Whenever a line contains the string "time", copy it out of the entries.
Segment Start: SUPPLIED INFORMATION
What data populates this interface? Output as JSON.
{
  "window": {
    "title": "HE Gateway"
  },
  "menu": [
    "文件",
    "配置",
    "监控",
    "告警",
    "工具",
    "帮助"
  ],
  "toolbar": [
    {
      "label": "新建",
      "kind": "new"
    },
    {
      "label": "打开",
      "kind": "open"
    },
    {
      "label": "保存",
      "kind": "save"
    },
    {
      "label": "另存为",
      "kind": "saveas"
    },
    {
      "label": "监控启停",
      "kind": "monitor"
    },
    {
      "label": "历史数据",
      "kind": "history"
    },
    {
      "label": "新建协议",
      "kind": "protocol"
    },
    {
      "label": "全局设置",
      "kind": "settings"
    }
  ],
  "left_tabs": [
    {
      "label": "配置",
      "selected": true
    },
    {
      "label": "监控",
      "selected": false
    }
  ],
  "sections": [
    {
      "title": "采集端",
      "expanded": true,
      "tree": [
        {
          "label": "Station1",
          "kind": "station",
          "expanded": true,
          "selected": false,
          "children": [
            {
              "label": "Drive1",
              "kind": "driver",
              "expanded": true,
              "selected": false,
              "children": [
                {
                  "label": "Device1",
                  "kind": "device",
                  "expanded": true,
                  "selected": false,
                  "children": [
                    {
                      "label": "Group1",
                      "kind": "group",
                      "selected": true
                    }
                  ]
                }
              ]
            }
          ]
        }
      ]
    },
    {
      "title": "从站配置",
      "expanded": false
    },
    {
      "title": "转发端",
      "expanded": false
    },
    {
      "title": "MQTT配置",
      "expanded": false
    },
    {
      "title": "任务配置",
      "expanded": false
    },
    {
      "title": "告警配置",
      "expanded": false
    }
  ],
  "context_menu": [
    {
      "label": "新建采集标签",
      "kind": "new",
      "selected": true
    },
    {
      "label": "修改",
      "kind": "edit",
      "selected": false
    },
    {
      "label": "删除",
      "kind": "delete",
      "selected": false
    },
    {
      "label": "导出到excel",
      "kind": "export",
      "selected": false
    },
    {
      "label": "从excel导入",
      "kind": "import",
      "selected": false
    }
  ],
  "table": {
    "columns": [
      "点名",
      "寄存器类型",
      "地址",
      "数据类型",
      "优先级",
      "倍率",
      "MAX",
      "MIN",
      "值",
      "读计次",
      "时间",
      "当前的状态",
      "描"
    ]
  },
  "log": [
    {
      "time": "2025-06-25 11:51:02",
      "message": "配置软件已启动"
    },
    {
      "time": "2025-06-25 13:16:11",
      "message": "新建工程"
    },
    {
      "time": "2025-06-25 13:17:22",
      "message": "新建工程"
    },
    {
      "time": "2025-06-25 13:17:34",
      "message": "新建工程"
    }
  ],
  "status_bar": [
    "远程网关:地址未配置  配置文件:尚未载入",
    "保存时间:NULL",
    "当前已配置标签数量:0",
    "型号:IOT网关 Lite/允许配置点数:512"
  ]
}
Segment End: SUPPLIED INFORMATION
TASK SOLUTION
      "time": "2025-06-25 11:51:02",
      "time": "2025-06-25 13:16:11",
      "time": "2025-06-25 13:17:22",
      "time": "2025-06-25 13:17:34",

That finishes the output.